Did You Know…?
Food journaling sucks! I mean, let’s be honest. Who wants to rat themselves out and actually record all the crap that’s being ingested? I mean snitches get stitches, right? You just gonna go and tell on yourself like that? I don’t think so!
Well that’s one school of thought. The other school of thought is based on actual nutritional and psychological science. There are definitive reasons and benefits for food journaling, even if just for a season. Let’s take a look at some of the benefits below:
- Food journaling develops an awareness of some of our subconscious behaviors. Many of us graze on snacks and treats without even being cognizant of it. By journaling what you are eating, you develop a level of self-awareness, sometimes to the point of saying, “Damn! What am I doing?”

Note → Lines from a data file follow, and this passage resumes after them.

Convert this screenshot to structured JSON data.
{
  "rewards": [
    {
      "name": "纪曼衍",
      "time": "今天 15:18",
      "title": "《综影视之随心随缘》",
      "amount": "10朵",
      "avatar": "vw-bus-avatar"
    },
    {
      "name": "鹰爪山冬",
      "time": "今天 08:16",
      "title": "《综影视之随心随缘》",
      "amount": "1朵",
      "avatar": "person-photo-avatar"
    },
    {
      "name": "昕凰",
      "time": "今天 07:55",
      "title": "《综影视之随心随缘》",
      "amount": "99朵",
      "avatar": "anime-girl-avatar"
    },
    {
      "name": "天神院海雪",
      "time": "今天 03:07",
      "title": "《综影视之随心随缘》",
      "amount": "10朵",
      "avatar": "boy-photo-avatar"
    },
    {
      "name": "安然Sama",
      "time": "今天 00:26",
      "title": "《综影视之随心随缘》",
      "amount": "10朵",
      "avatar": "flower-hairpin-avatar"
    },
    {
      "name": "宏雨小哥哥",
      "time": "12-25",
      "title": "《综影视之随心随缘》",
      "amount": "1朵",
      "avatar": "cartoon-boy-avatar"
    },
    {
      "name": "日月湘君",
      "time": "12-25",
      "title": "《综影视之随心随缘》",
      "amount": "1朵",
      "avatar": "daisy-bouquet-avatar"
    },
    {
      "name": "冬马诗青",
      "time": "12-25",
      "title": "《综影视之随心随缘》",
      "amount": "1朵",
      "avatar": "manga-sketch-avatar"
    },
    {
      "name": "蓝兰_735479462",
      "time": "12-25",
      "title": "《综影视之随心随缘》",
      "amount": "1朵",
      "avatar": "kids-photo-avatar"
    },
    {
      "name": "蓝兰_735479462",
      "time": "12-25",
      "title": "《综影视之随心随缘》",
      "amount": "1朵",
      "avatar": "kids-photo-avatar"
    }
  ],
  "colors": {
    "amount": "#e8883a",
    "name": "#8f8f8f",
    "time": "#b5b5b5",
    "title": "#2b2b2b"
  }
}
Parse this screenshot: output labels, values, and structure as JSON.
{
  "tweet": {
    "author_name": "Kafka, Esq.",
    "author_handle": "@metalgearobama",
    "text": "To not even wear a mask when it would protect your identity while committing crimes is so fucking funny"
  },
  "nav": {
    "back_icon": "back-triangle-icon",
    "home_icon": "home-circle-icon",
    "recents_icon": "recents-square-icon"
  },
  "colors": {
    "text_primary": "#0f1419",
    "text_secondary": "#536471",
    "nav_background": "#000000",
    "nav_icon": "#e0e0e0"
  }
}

- Food journaling can help you understand your body better. You can become not only more aware of what you are eating, but also why you are eating. Are you an emotional eater? Do you eat because you’re feeling depressed, angry or excited? Do you eat because you are simply bored; or is it a pattern? Once the tv goes on, are you triggered to go to the pantry for some late night foodgasms? I know I am!
- Food journaling and tracking water intake can help you recognize and feel the difference between hunger and thirst. They feel so similar, and most people will argue until they are blue in the face that it’s hunger; but our body feels each response similarly. So how can you tell? By tracking and drinking more water, you will actually begin to feel the difference and know what your body needs.
- Food journaling will help you pinpoint whether you are receiving enough nutrients. Most of us eat enough nutrients to survive, but not necessarily enough to thrive. By food journaling, you can experiment with protein, fats and carbohydrates. You can begin to understand what foods work best with your body. You can then develop a balanced lifestyle that keeps you feeling great!
Quite honestly, I wouldn’t food journal forever. In some cases, in can create a very unhealthy mindset. The key is to do it for understanding, not for results. If results are the only thing you consider, you will likely end up feeling pretty crappy about food. And food isn’t just fuel. Food isn’t just data for the body. Food is cultural. Food often means family, friendship, and social gatherings. Food isn’t the devil. It isn’t evil. So treat it like an adventure and an opportunity to find out more about yourself and your body.